The big fight inside the immigration reform talks right now is, at first glance, a little strange. The AFL-CIO wants temporary foreign workers to be paid significantly more than their average native-born counterparts. The Chamber of Commerce wants to be able to pay them less. Why?

A worker laboring at a romaine lettuce farm outside San Luis, Arizona. (REUTERS/Eric Thayer)
A worker laboring at a romaine lettuce farm outside San Luis, Ariz. (REUTERS/Eric Thayer)

The dispute is over whether businesses should have to pay a premium to hire foreign workers through a newly created guest-worker program and, if so, what that premium should be. Business wants to be able to pay foreign workers the same as native-born workers, with the federal miniMum wage as a floor, reports the LA Times.

Union officials, by contrast, have proposed a tiered system that would ask employers to pay anywhere between 20 percent and 70 percent more to hire foreign workers, which includes both wage hikes and fees, TPM reports. "Bringing in workers below median by definition lowers median wages for everyone," says Jeff Hauser, an AFL-CIO spokesman who argues that the higher wages will benefit both native- and foreign-born workers. "The greatest problem with the economy for more than a generation has been declining rather than raising wages."

At the heart of the issue is a seemingly simple calculation: Mandating that foreign workers get higher wages means fewer foreign workers will get hired. But if wages for foreign workers are prohibitively high, it could lead employers to decide against hiring anyone new because of the costs or it could prompt businesses to hire unauthorized immigrants instead.

But part of the problem here is that setting any kind of comparison between native-born workers and foreign workers is difficult. "There isn't a single analytical obvious approach on which everyone can agree," says Madeleine Sumption, a senior policy analyst at the Migration Policy Institute.

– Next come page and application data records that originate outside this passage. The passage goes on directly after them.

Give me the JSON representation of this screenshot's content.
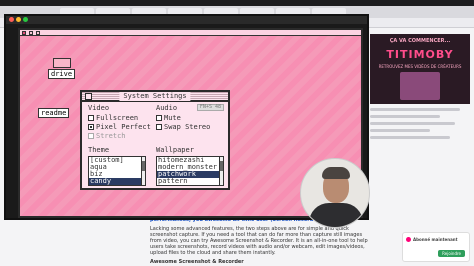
{
  "menubar": {
    "clock": ""
  },
  "desktop": {
    "icons": [
      {
        "label": "drive"
      },
      {
        "label": "readme"
      }
    ]
  },
  "settings": {
    "title": "System Settings",
    "video": {
      "heading": "Video",
      "options": [
        {
          "label": "Fullscreen",
          "checked": false,
          "disabled": false
        },
        {
          "label": "Pixel Perfect",
          "checked": true,
          "disabled": false
        },
        {
          "label": "Stretch",
          "checked": false,
          "disabled": true
        }
      ]
    },
    "audio": {
      "heading": "Audio",
      "options": [
        {
          "label": "Mute",
          "checked": false
        },
        {
          "label": "Swap Stereo",
          "checked": false
        }
      ],
      "badge": "FN+S 48"
    },
    "theme": {
      "heading": "Theme",
      "items": [
        "[custom]",
        "aqua",
        "biz",
        "candy"
      ],
      "selected_index": 3
    },
    "wallpaper": {
      "heading": "Wallpaper",
      "items": [
        "hitomezashi",
        "modern_monster",
        "patchwork",
        "pattern"
      ],
      "selected_index": 2
    }
  },
  "promo": {
    "header": "ÇA VA COMMENCER...",
    "logo": "TITIMOBY",
    "subtitle": "RETROUVEZ MES VIDÉOS DE CRÉATEURS"
  },
  "caption": {
    "heading": "performances, you awesome all-time user (Screen Recorder)",
    "body": "Lacking some advanced features, the two steps above are for simple and quick screenshot capture. If you need a tool that can do far more than capture still images from video, you can try Awesome Screenshot & Recorder. It is an all-in-one tool to help users take screenshots, record videos with audio and/or webcam, edit images/videos, upload files to the cloud and share them instantly.",
    "video_title": "Awesome Screenshot & Recorder"
  },
  "toast": {
    "title": "Abonné maintenant",
    "subtitle": "",
    "button": "Rejoindre"
  }
}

Even if you just wanted to pay foreign workers the same as their native-born counterparts, there isn't a clear universal yardstick to use. "Should you use the median or the mean?" asks Sumption, pointing out that the mean is generally higher. Should employers pay foreign workers according to a national baseline for a given occupation, or a local one? What if they work in multiple geographic locations? And should employers be able to scale wages for foreign workers based on experience?

Such questions haven't even been completely resolved inside existing temporary worker programs. The Department of Labor, for instance, has finalized a rule prohibiting employers from paying lower wages because of less work experience under the H2-B visa program (seasonal workers in agriculture, hotels, et al), explains Sumption. The argument is that it's difficult for employers (or employees) to verify the length of work experience, making it easier for businesses to underpay foreign workers. However, Congress has held back funding for enforcing this new regulation, so businesses haven't borne the brunt of complying with it.

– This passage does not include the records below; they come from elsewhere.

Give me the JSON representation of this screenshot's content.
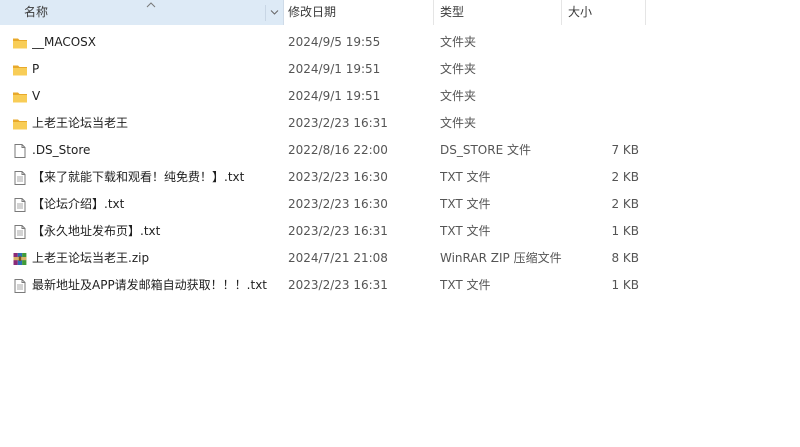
{
  "header": {
    "name": "名称",
    "date": "修改日期",
    "type": "类型",
    "size": "大小"
  },
  "rows": [
    {
      "name": "__MACOSX",
      "date": "2024/9/5 19:55",
      "type": "文件夹",
      "size": "",
      "icon": "folder"
    },
    {
      "name": "P",
      "date": "2024/9/1 19:51",
      "type": "文件夹",
      "size": "",
      "icon": "folder"
    },
    {
      "name": "V",
      "date": "2024/9/1 19:51",
      "type": "文件夹",
      "size": "",
      "icon": "folder"
    },
    {
      "name": "上老王论坛当老王",
      "date": "2023/2/23 16:31",
      "type": "文件夹",
      "size": "",
      "icon": "folder"
    },
    {
      "name": ".DS_Store",
      "date": "2022/8/16 22:00",
      "type": "DS_STORE 文件",
      "size": "7 KB",
      "icon": "file"
    },
    {
      "name": "【来了就能下载和观看！纯免费！】.txt",
      "date": "2023/2/23 16:30",
      "type": "TXT 文件",
      "size": "2 KB",
      "icon": "text-file"
    },
    {
      "name": "【论坛介绍】.txt",
      "date": "2023/2/23 16:30",
      "type": "TXT 文件",
      "size": "2 KB",
      "icon": "text-file"
    },
    {
      "name": "【永久地址发布页】.txt",
      "date": "2023/2/23 16:31",
      "type": "TXT 文件",
      "size": "1 KB",
      "icon": "text-file"
    },
    {
      "name": "上老王论坛当老王.zip",
      "date": "2024/7/21 21:08",
      "type": "WinRAR ZIP 压缩文件",
      "size": "8 KB",
      "icon": "winrar-archive"
    },
    {
      "name": "最新地址及APP请发邮箱自动获取！！！.txt",
      "date": "2023/2/23 16:31",
      "type": "TXT 文件",
      "size": "1 KB",
      "icon": "text-file"
    }
  ]
}
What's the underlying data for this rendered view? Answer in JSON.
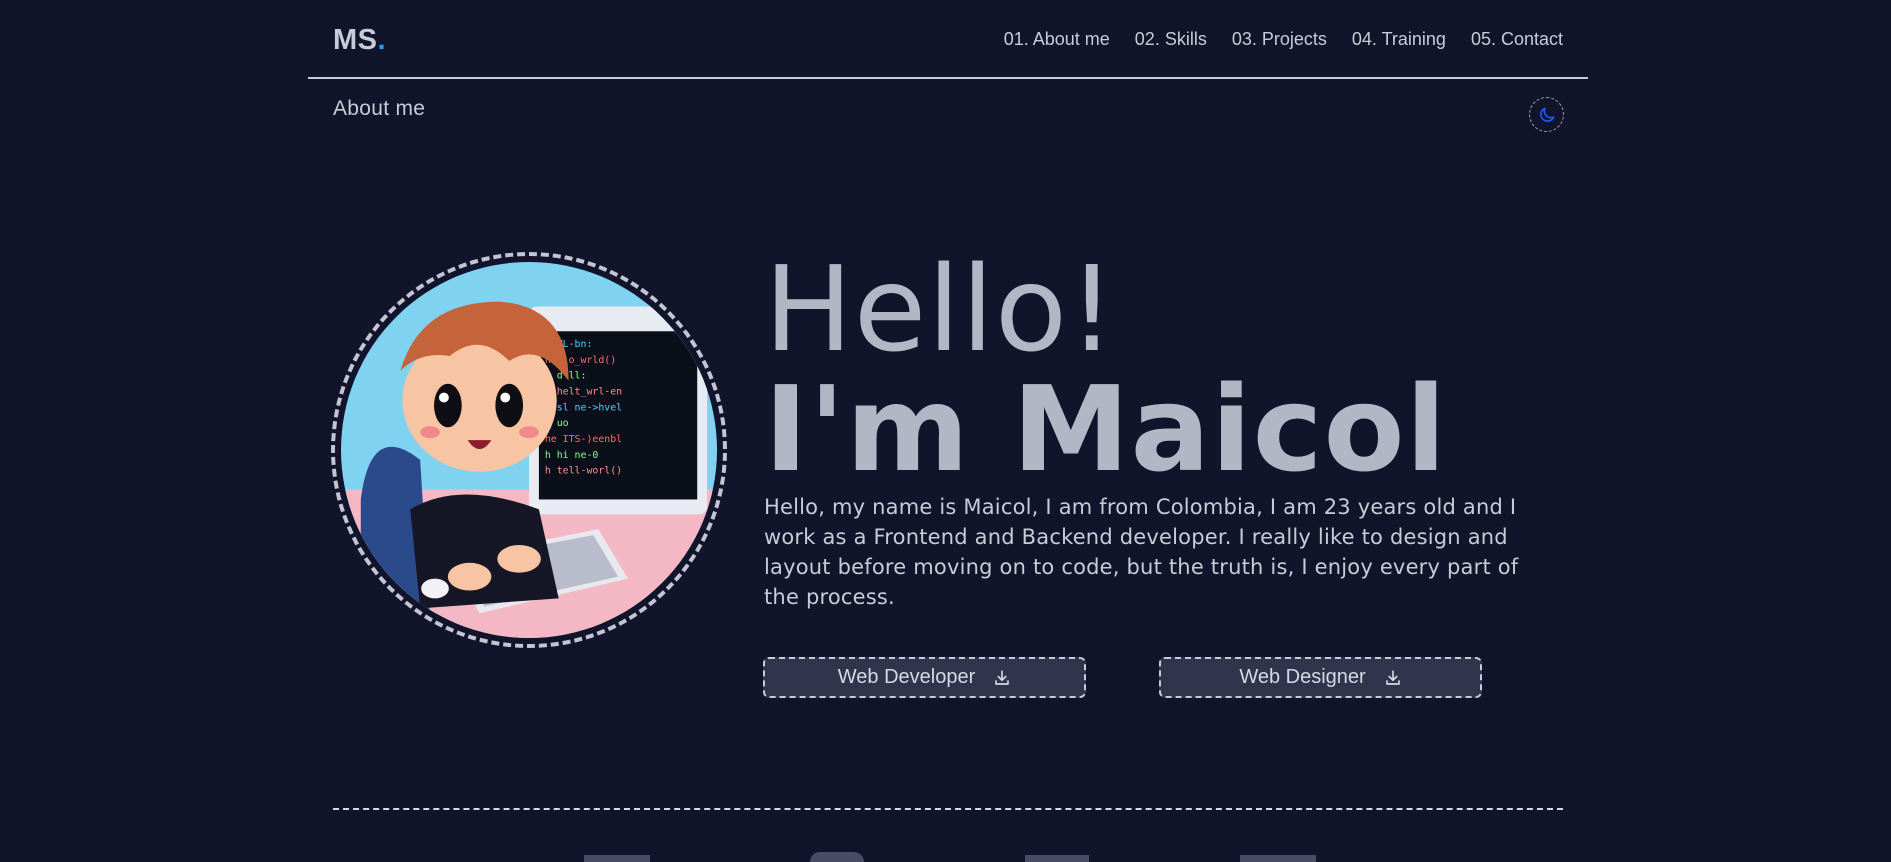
{
  "header": {
    "logo_text": "MS",
    "logo_dot": ".",
    "nav": [
      {
        "label": "01. About me"
      },
      {
        "label": "02. Skills"
      },
      {
        "label": "03. Projects"
      },
      {
        "label": "04. Training"
      },
      {
        "label": "05. Contact"
      }
    ]
  },
  "section": {
    "label": "About me"
  },
  "theme_toggle": {
    "icon": "moon-icon",
    "color": "#1e5bff"
  },
  "hero": {
    "greeting": "Hello!",
    "name": "I'm Maicol",
    "bio": "Hello, my name is Maicol, I am from Colombia, I am 23 years old and I work as a Frontend and Backend developer. I really like to design and layout before moving on to code, but the truth is, I enjoy every part of the process.",
    "buttons": [
      {
        "label": "Web Developer",
        "icon": "download-icon"
      },
      {
        "label": "Web Designer",
        "icon": "download-icon"
      }
    ]
  },
  "colors": {
    "background": "#11142a",
    "text": "#c9cbd6",
    "accent": "#1da1f2",
    "button_bg": "#32334d"
  }
}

In practice, independent policy experts like Sumption believe that a simpler, flatter system for determining foreign workers' wages is more workable than a complex system with a ton of variation. "There's not a policy consensus on this, but the more granular you try to make the wage, the more inaccurate it tends to be," she says, explaining that it's hard to get large quantities of data needed to scale wages based on location, experience, and so forth.